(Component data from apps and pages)
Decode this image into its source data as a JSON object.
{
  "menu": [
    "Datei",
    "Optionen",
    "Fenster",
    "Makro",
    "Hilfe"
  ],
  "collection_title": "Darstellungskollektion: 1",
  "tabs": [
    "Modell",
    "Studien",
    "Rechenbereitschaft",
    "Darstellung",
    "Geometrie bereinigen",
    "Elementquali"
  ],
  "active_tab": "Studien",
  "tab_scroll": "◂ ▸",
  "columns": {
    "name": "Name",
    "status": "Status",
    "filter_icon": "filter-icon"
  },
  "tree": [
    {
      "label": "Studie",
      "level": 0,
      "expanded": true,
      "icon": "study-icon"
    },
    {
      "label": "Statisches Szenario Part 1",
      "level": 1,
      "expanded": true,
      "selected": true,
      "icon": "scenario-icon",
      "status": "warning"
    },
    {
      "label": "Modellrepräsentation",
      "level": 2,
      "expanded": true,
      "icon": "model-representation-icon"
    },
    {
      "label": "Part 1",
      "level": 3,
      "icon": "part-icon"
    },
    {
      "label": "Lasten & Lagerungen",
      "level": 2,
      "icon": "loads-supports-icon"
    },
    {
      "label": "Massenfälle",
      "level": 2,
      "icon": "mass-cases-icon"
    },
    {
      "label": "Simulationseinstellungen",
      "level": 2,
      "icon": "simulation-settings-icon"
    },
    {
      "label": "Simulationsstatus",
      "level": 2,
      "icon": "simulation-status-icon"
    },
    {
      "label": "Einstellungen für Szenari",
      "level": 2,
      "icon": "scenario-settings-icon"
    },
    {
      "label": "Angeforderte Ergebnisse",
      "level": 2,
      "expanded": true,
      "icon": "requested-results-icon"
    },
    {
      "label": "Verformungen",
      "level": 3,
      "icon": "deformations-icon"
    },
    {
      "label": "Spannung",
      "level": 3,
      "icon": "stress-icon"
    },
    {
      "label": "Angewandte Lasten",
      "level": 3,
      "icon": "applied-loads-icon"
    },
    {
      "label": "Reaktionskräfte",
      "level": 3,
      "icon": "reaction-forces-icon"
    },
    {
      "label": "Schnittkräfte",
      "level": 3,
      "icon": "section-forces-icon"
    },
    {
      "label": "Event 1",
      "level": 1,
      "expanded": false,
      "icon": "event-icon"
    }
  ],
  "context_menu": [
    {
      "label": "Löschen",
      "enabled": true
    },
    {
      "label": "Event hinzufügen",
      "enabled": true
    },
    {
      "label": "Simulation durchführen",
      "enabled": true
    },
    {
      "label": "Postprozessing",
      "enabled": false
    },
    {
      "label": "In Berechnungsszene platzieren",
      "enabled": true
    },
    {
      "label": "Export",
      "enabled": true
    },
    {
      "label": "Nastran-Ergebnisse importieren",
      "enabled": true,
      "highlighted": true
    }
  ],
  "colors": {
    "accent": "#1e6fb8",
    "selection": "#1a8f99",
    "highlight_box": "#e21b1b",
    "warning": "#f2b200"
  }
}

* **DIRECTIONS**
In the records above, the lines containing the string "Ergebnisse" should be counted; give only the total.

* **EXERCISE RESULT**
2